Brief. Copy every line of the data that contains the string "Soundboard".

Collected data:
== == ==

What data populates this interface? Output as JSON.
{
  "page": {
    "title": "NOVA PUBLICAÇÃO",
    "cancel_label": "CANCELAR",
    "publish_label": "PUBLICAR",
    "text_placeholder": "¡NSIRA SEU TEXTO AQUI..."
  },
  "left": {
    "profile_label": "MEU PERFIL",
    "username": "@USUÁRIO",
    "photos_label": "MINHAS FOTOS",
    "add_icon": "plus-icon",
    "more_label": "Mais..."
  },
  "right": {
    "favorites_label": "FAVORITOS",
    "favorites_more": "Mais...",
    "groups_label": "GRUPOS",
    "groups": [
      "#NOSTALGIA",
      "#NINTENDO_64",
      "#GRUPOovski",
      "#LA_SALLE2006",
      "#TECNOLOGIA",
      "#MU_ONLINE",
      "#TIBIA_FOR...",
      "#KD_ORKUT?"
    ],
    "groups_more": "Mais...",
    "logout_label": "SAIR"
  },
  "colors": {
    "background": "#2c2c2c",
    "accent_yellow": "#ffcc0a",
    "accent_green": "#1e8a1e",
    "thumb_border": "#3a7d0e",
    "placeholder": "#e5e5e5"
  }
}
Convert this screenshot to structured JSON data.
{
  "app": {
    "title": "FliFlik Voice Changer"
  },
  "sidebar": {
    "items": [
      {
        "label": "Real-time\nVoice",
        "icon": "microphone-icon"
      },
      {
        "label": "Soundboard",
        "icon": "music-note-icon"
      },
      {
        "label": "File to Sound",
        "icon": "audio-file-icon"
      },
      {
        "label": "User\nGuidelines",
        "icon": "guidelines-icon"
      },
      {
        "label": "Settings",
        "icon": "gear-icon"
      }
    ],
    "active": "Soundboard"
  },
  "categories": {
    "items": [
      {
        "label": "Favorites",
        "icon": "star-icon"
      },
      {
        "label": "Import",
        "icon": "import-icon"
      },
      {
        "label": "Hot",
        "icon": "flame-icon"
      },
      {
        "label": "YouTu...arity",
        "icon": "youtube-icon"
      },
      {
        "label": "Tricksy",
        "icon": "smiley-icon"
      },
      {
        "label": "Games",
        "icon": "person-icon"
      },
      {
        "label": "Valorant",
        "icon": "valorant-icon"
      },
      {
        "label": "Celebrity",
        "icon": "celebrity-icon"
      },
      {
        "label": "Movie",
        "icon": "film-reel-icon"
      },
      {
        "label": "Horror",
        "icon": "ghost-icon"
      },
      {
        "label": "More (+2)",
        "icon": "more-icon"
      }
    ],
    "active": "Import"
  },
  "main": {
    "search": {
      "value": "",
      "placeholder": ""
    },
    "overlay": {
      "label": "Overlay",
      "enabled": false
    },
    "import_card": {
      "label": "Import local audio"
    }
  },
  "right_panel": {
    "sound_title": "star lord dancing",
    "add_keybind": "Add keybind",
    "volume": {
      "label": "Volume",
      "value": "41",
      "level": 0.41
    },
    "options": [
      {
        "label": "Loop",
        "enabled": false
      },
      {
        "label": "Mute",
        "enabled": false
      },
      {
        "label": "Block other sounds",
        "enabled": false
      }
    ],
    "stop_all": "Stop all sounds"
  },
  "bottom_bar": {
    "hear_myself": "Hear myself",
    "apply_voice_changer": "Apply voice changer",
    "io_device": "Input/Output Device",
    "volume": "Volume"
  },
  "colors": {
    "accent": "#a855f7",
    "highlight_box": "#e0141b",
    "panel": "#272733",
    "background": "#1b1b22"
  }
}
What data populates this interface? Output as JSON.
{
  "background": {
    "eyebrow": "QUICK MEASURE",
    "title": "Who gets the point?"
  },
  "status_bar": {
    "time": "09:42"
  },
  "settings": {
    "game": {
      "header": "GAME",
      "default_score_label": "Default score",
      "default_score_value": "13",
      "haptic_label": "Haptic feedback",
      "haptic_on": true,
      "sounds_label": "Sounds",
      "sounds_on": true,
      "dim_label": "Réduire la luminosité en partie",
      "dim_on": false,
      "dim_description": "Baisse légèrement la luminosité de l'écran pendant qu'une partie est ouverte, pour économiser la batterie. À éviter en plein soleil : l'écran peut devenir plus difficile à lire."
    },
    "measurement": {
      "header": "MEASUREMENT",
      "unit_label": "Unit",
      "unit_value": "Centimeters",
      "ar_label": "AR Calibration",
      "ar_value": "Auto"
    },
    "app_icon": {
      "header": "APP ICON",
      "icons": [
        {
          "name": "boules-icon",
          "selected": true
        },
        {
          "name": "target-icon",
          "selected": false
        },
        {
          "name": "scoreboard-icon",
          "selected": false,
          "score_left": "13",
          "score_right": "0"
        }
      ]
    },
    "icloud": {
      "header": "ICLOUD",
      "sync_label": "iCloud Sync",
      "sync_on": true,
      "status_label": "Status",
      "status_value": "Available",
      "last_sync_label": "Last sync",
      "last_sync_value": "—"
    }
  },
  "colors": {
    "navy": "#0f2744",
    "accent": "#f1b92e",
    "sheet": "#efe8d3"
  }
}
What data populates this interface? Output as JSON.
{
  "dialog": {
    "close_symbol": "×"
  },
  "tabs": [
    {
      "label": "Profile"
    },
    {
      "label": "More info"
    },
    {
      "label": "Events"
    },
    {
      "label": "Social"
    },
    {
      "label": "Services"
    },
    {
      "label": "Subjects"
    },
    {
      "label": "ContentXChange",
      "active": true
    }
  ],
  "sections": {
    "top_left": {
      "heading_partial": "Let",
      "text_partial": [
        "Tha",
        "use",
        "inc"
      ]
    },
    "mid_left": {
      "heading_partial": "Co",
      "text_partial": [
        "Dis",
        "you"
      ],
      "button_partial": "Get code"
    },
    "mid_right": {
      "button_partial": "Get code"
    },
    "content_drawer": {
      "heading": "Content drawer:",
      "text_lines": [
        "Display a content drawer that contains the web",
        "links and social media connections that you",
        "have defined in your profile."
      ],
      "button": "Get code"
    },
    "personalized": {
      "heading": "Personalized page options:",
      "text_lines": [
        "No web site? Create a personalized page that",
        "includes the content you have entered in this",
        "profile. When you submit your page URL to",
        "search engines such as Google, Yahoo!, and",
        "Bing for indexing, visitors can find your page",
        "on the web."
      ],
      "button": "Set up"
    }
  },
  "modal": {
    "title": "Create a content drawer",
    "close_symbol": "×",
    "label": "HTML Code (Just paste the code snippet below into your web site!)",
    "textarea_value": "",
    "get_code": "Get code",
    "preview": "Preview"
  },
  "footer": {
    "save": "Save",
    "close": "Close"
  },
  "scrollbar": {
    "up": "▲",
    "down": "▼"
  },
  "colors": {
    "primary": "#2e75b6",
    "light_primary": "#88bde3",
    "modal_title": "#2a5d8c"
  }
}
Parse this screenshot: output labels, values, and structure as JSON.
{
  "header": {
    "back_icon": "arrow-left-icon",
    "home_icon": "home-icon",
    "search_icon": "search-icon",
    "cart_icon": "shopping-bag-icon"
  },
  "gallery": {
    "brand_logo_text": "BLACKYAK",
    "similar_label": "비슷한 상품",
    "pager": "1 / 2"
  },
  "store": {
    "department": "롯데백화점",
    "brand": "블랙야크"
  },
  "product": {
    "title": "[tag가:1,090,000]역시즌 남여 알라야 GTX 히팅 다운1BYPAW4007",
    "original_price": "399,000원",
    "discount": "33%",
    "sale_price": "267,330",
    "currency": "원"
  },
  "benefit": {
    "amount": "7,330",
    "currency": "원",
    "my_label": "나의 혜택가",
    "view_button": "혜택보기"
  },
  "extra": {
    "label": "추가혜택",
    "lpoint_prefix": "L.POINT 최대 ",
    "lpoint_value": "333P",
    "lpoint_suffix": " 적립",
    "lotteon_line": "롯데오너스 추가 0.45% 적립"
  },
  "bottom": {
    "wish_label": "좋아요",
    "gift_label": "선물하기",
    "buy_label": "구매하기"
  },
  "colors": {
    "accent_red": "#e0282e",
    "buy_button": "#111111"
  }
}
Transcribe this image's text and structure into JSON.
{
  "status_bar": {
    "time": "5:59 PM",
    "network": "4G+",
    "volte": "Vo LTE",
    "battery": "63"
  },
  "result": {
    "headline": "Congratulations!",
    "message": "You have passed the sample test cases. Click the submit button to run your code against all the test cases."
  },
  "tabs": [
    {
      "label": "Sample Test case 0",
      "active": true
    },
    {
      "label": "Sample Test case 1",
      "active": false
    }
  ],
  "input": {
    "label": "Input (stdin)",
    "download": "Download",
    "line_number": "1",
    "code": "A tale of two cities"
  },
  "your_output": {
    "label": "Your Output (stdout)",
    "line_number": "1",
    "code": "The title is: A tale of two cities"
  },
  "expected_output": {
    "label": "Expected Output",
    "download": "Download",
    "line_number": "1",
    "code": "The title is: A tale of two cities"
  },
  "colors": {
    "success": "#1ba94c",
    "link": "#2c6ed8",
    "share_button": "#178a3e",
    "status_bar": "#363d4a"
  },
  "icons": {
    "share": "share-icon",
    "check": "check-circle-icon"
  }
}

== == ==

Output.
        "label": "Soundboard",
    "active": "Soundboard"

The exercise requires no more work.